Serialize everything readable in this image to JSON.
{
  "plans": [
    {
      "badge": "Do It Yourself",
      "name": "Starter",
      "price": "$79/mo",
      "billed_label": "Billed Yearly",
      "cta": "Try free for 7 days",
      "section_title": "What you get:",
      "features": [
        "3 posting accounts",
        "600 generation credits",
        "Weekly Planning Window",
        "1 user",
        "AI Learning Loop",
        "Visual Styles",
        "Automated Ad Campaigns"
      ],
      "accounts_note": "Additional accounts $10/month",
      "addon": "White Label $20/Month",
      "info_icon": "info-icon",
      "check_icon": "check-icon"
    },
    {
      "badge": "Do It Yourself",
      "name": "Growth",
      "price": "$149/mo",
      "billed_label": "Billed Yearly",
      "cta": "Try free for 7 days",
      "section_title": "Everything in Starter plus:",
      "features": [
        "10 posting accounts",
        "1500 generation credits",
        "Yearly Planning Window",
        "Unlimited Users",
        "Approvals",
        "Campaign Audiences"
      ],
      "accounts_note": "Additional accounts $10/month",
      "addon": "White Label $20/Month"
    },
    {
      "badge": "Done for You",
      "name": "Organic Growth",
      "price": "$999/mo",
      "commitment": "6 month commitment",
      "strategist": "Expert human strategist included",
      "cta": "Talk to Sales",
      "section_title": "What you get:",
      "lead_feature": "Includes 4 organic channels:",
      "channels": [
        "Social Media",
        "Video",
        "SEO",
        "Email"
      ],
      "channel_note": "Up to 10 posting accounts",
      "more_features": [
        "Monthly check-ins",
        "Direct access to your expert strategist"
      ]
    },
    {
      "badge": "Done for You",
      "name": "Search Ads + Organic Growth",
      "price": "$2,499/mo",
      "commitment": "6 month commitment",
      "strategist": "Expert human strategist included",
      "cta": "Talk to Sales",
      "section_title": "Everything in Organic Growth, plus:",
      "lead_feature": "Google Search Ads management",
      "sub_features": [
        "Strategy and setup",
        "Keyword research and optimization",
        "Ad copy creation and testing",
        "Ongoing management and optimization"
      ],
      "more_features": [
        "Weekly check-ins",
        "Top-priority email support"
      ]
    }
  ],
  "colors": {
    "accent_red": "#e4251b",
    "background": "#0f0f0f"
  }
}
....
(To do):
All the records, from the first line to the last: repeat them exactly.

(Exercise response):
Serialize everything readable in this image to JSON.
{
  "plans": [
    {
      "badge": "Do It Yourself",
      "name": "Starter",
      "price": "$79/mo",
      "billed_label": "Billed Yearly",
      "cta": "Try free for 7 days",
      "section_title": "What you get:",
      "features": [
        "3 posting accounts",
        "600 generation credits",
        "Weekly Planning Window",
        "1 user",
        "AI Learning Loop",
        "Visual Styles",
        "Automated Ad Campaigns"
      ],
      "accounts_note": "Additional accounts $10/month",
      "addon": "White Label $20/Month",
      "info_icon": "info-icon",
      "check_icon": "check-icon"
    },
    {
      "badge": "Do It Yourself",
      "name": "Growth",
      "price": "$149/mo",
      "billed_label": "Billed Yearly",
      "cta": "Try free for 7 days",
      "section_title": "Everything in Starter plus:",
      "features": [
        "10 posting accounts",
        "1500 generation credits",
        "Yearly Planning Window",
        "Unlimited Users",
        "Approvals",
        "Campaign Audiences"
      ],
      "accounts_note": "Additional accounts $10/month",
      "addon": "White Label $20/Month"
    },
    {
      "badge": "Done for You",
      "name": "Organic Growth",
      "price": "$999/mo",
      "commitment": "6 month commitment",
      "strategist": "Expert human strategist included",
      "cta": "Talk to Sales",
      "section_title": "What you get:",
      "lead_feature": "Includes 4 organic channels:",
      "channels": [
        "Social Media",
        "Video",
        "SEO",
        "Email"
      ],
      "channel_note": "Up to 10 posting accounts",
      "more_features": [
        "Monthly check-ins",
        "Direct access to your expert strategist"
      ]
    },
    {
      "badge": "Done for You",
      "name": "Search Ads + Organic Growth",
      "price": "$2,499/mo",
      "commitment": "6 month commitment",
      "strategist": "Expert human strategist included",
      "cta": "Talk to Sales",
      "section_title": "Everything in Organic Growth, plus:",
      "lead_feature": "Google Search Ads management",
      "sub_features": [
        "Strategy and setup",
        "Keyword research and optimization",
        "Ad copy creation and testing",
        "Ongoing management and optimization"
      ],
      "more_features": [
        "Weekly check-ins",
        "Top-priority email support"
      ]
    }
  ],
  "colors": {
    "accent_red": "#e4251b",
    "background": "#0f0f0f"
  }
}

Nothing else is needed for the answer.